Entries must be copied exactly, with nothing left out.
──────── MATERIAL SUPPLIED
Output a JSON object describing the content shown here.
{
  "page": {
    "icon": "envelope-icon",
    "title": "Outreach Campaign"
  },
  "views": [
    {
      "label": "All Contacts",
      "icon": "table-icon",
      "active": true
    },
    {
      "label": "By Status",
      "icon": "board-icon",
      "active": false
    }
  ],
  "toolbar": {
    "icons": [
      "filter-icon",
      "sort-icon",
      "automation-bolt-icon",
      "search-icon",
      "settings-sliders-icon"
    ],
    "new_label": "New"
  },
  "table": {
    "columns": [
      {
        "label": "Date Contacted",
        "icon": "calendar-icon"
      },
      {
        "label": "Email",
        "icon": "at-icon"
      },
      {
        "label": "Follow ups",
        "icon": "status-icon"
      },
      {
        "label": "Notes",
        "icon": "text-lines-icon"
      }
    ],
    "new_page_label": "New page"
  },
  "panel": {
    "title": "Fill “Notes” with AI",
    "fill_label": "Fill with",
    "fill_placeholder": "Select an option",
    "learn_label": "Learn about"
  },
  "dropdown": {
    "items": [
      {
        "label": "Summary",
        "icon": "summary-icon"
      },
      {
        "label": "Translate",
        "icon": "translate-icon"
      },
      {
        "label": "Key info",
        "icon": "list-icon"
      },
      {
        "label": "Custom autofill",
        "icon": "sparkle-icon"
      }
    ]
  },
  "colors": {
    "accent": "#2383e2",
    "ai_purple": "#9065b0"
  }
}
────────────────
## ANSWER BOX
Output a JSON object describing the content shown here.
{
  "page": {
    "icon": "envelope-icon",
    "title": "Outreach Campaign"
  },
  "views": [
    {
      "label": "All Contacts",
      "icon": "table-icon",
      "active": true
    },
    {
      "label": "By Status",
      "icon": "board-icon",
      "active": false
    }
  ],
  "toolbar": {
    "icons": [
      "filter-icon",
      "sort-icon",
      "automation-bolt-icon",
      "search-icon",
      "settings-sliders-icon"
    ],
    "new_label": "New"
  },
  "table": {
    "columns": [
      {
        "label": "Date Contacted",
        "icon": "calendar-icon"
      },
      {
        "label": "Email",
        "icon": "at-icon"
      },
      {
        "label": "Follow ups",
        "icon": "status-icon"
      },
      {
        "label": "Notes",
        "icon": "text-lines-icon"
      }
    ],
    "new_page_label": "New page"
  },
  "panel": {
    "title": "Fill “Notes” with AI",
    "fill_label": "Fill with",
    "fill_placeholder": "Select an option",
    "learn_label": "Learn about"
  },
  "dropdown": {
    "items": [
      {
        "label": "Summary",
        "icon": "summary-icon"
      },
      {
        "label": "Translate",
        "icon": "translate-icon"
      },
      {
        "label": "Key info",
        "icon": "list-icon"
      },
      {
        "label": "Custom autofill",
        "icon": "sparkle-icon"
      }
    ]
  },
  "colors": {
    "accent": "#2383e2",
    "ai_purple": "#9065b0"
  }
}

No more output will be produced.